Plumas County citizens affected by the cannabis moratorium are stuck in a stalemate between enforcement of the no-grow ordinance and participating in what is now classified as an illegal activity. Many citizens want to know what the county is going to do about it.
At the recent Plumas County Board of Supervisors’ meeting Jan. 16, board members commented on an influx of correspondence they were receiving from disgruntled citizens who demanded action on people growing cannabis in the county.
A temporary county ordinance, established in November, bans all cannabis grows except for the six plant per residence allotment permitted by the passage of Prop. 64. The purpose of the temporary ordinance was to establish the county’s position on cannabis growth in order to inform the state to not issue growth permits to county citizens.
The ordinance can be in effect up to two years, and during that time, a draft permanent ordinance is making its way through county departments. Currently, the ordinance is being reviewed by the planning commission for zoning regulations, after which it will be sent to the board of supervisors for review.
In the meantime, citizens want to know why their neighbors’ grows haven’t been halted by the county. The simple answer is, there is no code enforcement officer to do the job.
District 4 Supervisor Lori Simpson said in an interview that the code enforcement officer position has been empty for over a year. During that time, the county has initiated the process of updating the job description for the position. However, updating a job description also takes permission from the labor union, which slows the process. Simpson said there is currently a list of applicants for the position.
However, the code enforcement officer will have a big job for just one person. Simpson said she anticipates the occasional need for sheriff’s deputies to assist in the enforcement.
“The ideal situation would be to have the level of enforcement we need, and if we need additional help we can get deputies,” said Simpson.
The roles of county departments in enforcement, and who is going to enforce the moratorium is still undecided. Simpson said the board will be discussing it at their next meeting on Feb. 9.

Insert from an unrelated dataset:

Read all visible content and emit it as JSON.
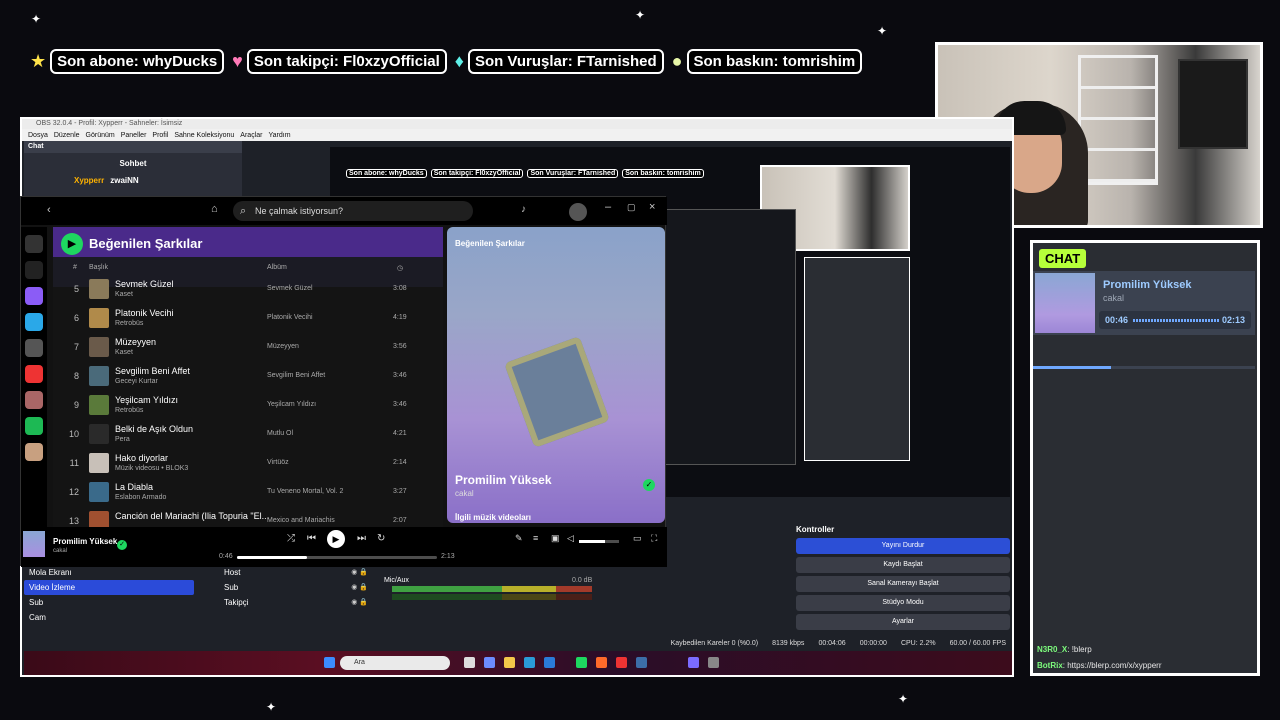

“I am not sure what the plan is,” said Simpson. “I want to hear more of where we are at from staff and county counsel.”